NEW YORK — Women don't consider themselves fat until they start wearing a size 16, according to a Ladies' Home Journal survey of 1,000 women, 68 percent of whom wear a size 14 or lower. Fifty-two percent of those surveyed said that they would consider themselves fat if they wore a size 16. Despite that finding, 47 percent of those surveyed were unhappy with their current weight.

The biggest motivator for losing weight was seeing themselves in a photograph, according to 26 percent of respondents. Nineteen percent said trying on clothes in a dressing room was motivating while 15 percent pinpointed putting on a bathing suit. Only 3 percent said that getting into bed with their husbands made them worry about their weight.

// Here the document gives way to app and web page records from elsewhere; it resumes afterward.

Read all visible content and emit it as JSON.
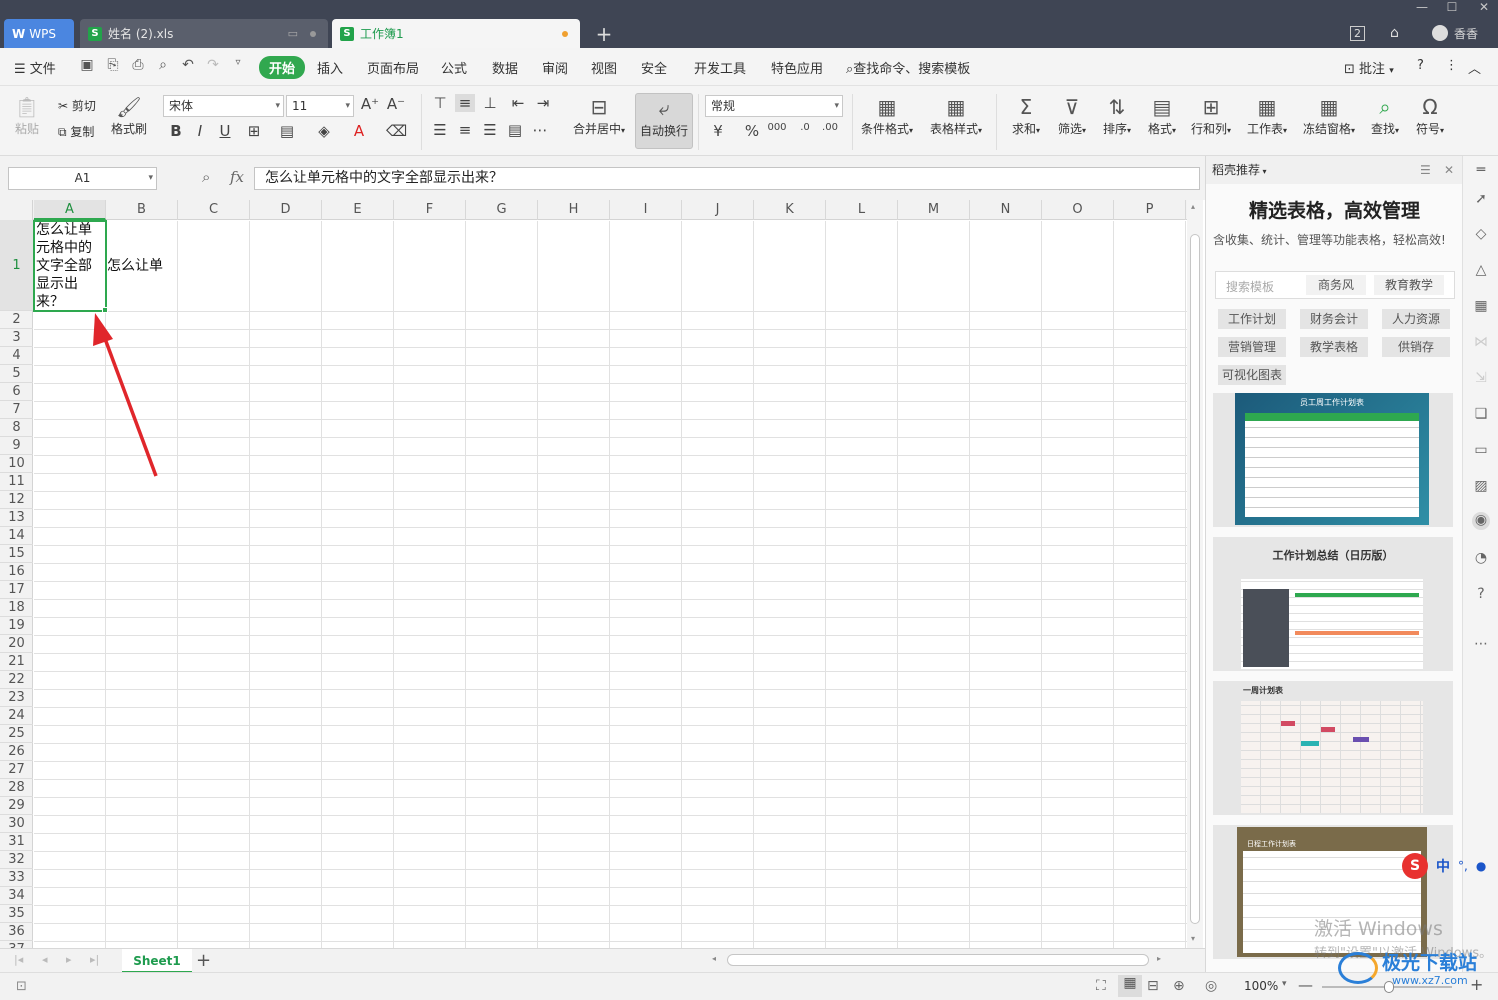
{
  "titlebar": {
    "wps_label": "WPS",
    "tab1_name": "姓名 (2).xls",
    "tab2_name": "工作簿1",
    "user_name": "香香"
  },
  "menu": {
    "file": "文件",
    "items": [
      "开始",
      "插入",
      "页面布局",
      "公式",
      "数据",
      "审阅",
      "视图",
      "安全",
      "开发工具",
      "特色应用"
    ],
    "search": "查找命令、搜索模板",
    "annotate": "批注"
  },
  "ribbon": {
    "paste": "粘贴",
    "cut": "剪切",
    "copy": "复制",
    "format_painter": "格式刷",
    "font_name": "宋体",
    "font_size": "11",
    "merge_center": "合并居中",
    "auto_wrap": "自动换行",
    "number_format": "常规",
    "cond_format": "条件格式",
    "table_style": "表格样式",
    "sum": "求和",
    "filter": "筛选",
    "sort": "排序",
    "format": "格式",
    "rows_cols": "行和列",
    "worksheet": "工作表",
    "freeze": "冻结窗格",
    "find": "查找",
    "symbol": "符号"
  },
  "formula_bar": {
    "name_box": "A1",
    "fx": "fx",
    "content": "怎么让单元格中的文字全部显示出来？"
  },
  "columns": [
    "A",
    "B",
    "C",
    "D",
    "E",
    "F",
    "G",
    "H",
    "I",
    "J",
    "K",
    "L",
    "M",
    "N",
    "O",
    "P"
  ],
  "rows": [
    "1",
    "2",
    "3",
    "4",
    "5",
    "6",
    "7",
    "8",
    "9",
    "10",
    "11",
    "12",
    "13",
    "14",
    "15",
    "16",
    "17",
    "18",
    "19",
    "20",
    "21",
    "22",
    "23",
    "24",
    "25",
    "26",
    "27",
    "28",
    "29",
    "30",
    "31",
    "32",
    "33",
    "34",
    "35",
    "36",
    "37"
  ],
  "cells": {
    "A1": "怎么让单元格中的文字全部显示出来？",
    "B1": "怎么让单"
  },
  "sheets": {
    "active": "Sheet1"
  },
  "status": {
    "zoom": "100%"
  },
  "panel": {
    "header": "稻壳推荐",
    "title": "精选表格，高效管理",
    "subtitle": "含收集、统计、管理等功能表格，轻松高效!",
    "search_placeholder": "搜索模板",
    "search_tags": [
      "商务风",
      "教育教学"
    ],
    "tags": [
      "工作计划",
      "财务会计",
      "人力资源",
      "营销管理",
      "教学表格",
      "供销存",
      "可视化图表"
    ],
    "cards": [
      "员工周工作计划表",
      "工作计划总结（日历版）",
      "一周计划表",
      "日程工作计划表"
    ]
  },
  "watermark": {
    "line1": "激活 Windows",
    "line2": "转到\"设置\"以激活 Windows。",
    "site": "极光下载站",
    "url": "www.xz7.com",
    "ime": "中"
  },
  "colors": {
    "accent": "#31a84f",
    "titlebar": "#3f4554",
    "arrow": "#e0262b"
  }
}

Seventy-nine percent of those surveyed have not given up on being their ideal weight, which could explain why despite all the makeover shows on television and the rising popularity of plastic surgery, 77 percent said that they would not get surgery to make themselves thinner even if they could afford it. Hope that they can lose the weight themselves may spring eternal, which health clubs could tap into, especially since 91 percent of those surveyed said that spending time around thin people didn't bother them.

“Clearly, the struggle with weight control and body image continues to be very intense for women,” said Diane Salvatore, editor-in-chief for Ladies' Home Journal. “What's clear from the survey is that for women, weight continues to be not just a health issue, but an emotional one as well, and women feel conflicted about whether to let themselves off the hook or get themselves in shape.”